On friday evening, I often like to eat chulent from the chulent pot. I know before even thinking of doing chazara the food must be fully cooked. At what stage… Read more »
Posts By: Rabbi Yehoshua Pfeffer
Dwelling on the opening of the parashah, and in tune with the time of the year—on an ordinary year, the custom of machatzis ha-shekel would be performed this week—this week’s article discusses the laws and intricacies of the custom. What is the meaning and function of the half-shekel donation? Who must donate, and to whom is the donation given? When must the donation be made, and what must its value be? These questions, and more, are discussed in this week’s article.
In this week’s parashah, Parashas Terumah, the Torah begins to define the Mishkan (Tebernacle) and its vessels, and instruct Moshe in their construction. Befitting the theme of the parashah, we dwell this week on the laws of the Western Wall. Was the Western Wall part of the Temple, or the Temple Mount? Is somebody who is ritually defile (tamei) permitted to approach the Wall? It is permitted to place one’s fingers (or a note) between the crevices of the Wall? May one derive benefit from the Wall? These questions, and more, are discussed in the weekly article.
Two aspects of this week’s parashah connect the weekly reading with the highly contemporary issue of conversion to Judaism. One is the tale of Yisro, the first person to convert to the nascent nation of Israel. The other is the giving of the Torah at Sinai, the source from which the Talmud derives the basic laws of conversion. We therefore take the opportunity to discuss the halachic aspects of conversion and, in particular, the question of mitzvah acceptance on the part of the proselyte. To what extent must the convert accept upon himself the yoke of mitzvah fulfillment? Must we address the sincerity of the proselyte, or can his words be taken at face value? Must he accept upon himself all mitzvos? How, indeed, is the acceptance defined? These questions, and more, are discussed in this week’s article.
Unlike Pesach, Shavuot, and Sukkot, Tu Bishvat is not a Torah festival. And unlike Hanukkah and Purim, it is not even a rabbinic festival. However, as will be explained below,… Read more »
In this week’s Parashah we read the passage of the manna, which is known to be a segula fo parnasah. Yet, the segulah of reading the passage of the manna cannot be effective if one makes no effort to earn an income. The question that this week’s article discusses is how much effort should one make? What, if any, is the degree to which working for a living should be combined with the study of Torah? Is it better to entirely dedicate oneself to Torah, or is it better to combine it with working for a living? For those who do combine the two, what is the ideal way of doing so? These questions, and other details that pertain to this delicate issue, are discussed in the weekly article.

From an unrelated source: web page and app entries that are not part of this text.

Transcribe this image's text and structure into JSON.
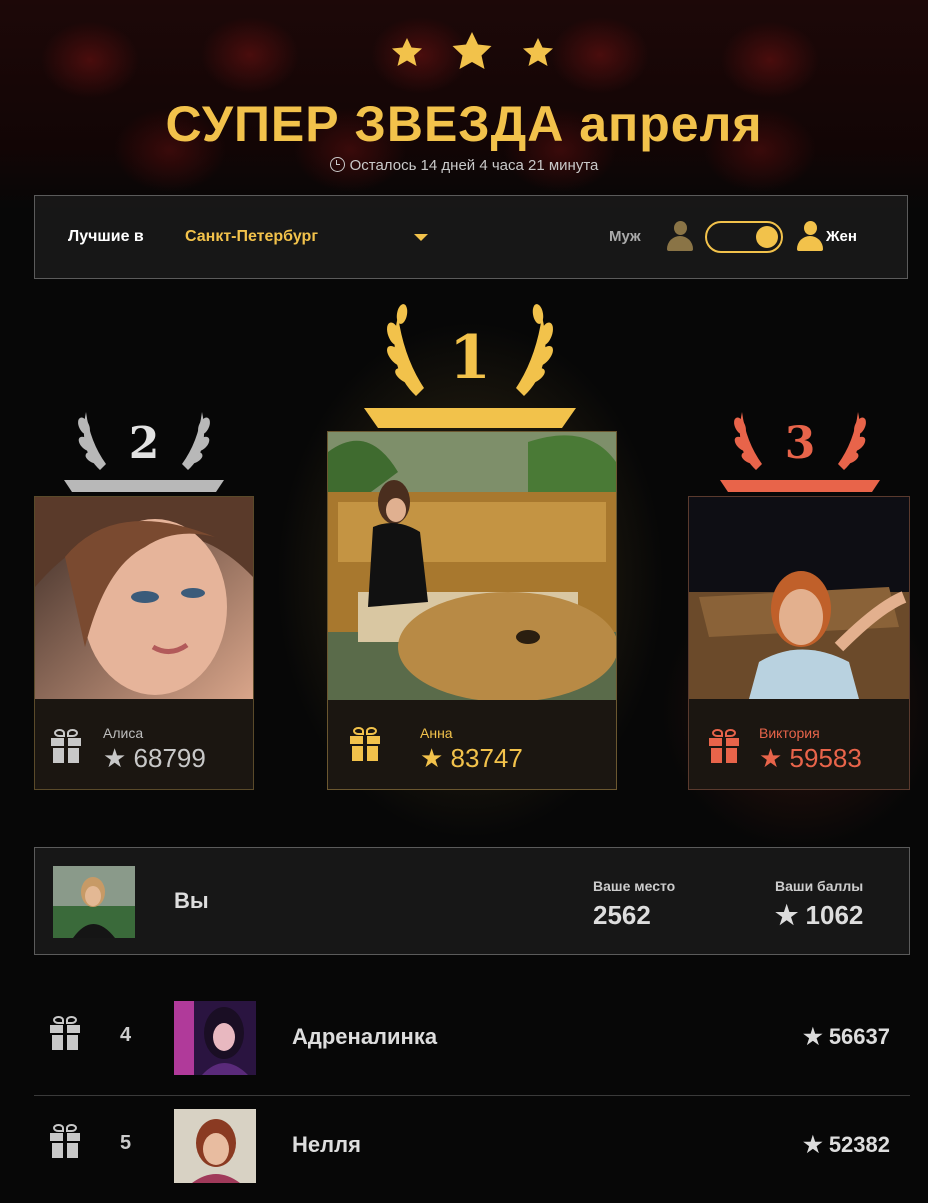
{
  "header": {
    "title": "СУПЕР ЗВЕЗДА апреля",
    "timer": "Осталось 14 дней 4 часа 21 минута"
  },
  "filter": {
    "best_label": "Лучшие в",
    "city": "Санкт-Петербург",
    "male_label": "Муж",
    "female_label": "Жен",
    "selected_gender": "Жен"
  },
  "podium": [
    {
      "place": "2",
      "name": "Алиса",
      "score": "68799"
    },
    {
      "place": "1",
      "name": "Анна",
      "score": "83747"
    },
    {
      "place": "3",
      "name": "Виктория",
      "score": "59583"
    }
  ],
  "you": {
    "label": "Вы",
    "place_label": "Ваше место",
    "place": "2562",
    "points_label": "Ваши баллы",
    "points": "1062"
  },
  "rows": [
    {
      "rank": "4",
      "name": "Адреналинка",
      "score": "56637"
    },
    {
      "rank": "5",
      "name": "Нелля",
      "score": "52382"
    }
  ],
  "colors": {
    "gold": "#f2c24b",
    "silver": "#c8c8c8",
    "bronze": "#e8644a"
  }
}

This week’s parashah begins to chronicle the miracles in Egypt. In regular times, however, the order of nature, which Hashem directs yet does not interfere with, controls the world. Yet, There are a number of differences between the natural world of today and the phenomena described by Chazal, which present poskim with a halachic dilemma. Many halachos in Chazal and the poskim are based on the nature of the world as perceived by our Sages. Many have questioned the status of such halachos, in light of our modern understanding of the world. How should we relate to the halachic rulings of Chazal and poskim that are at odds with modern scientific findings? Are there some halachos that change, while others remain constant? What will be the ruling in case of matters that Chazal considered dangerous, yet we view as being innocuous? These questions, and others, are addressed in this week’s article.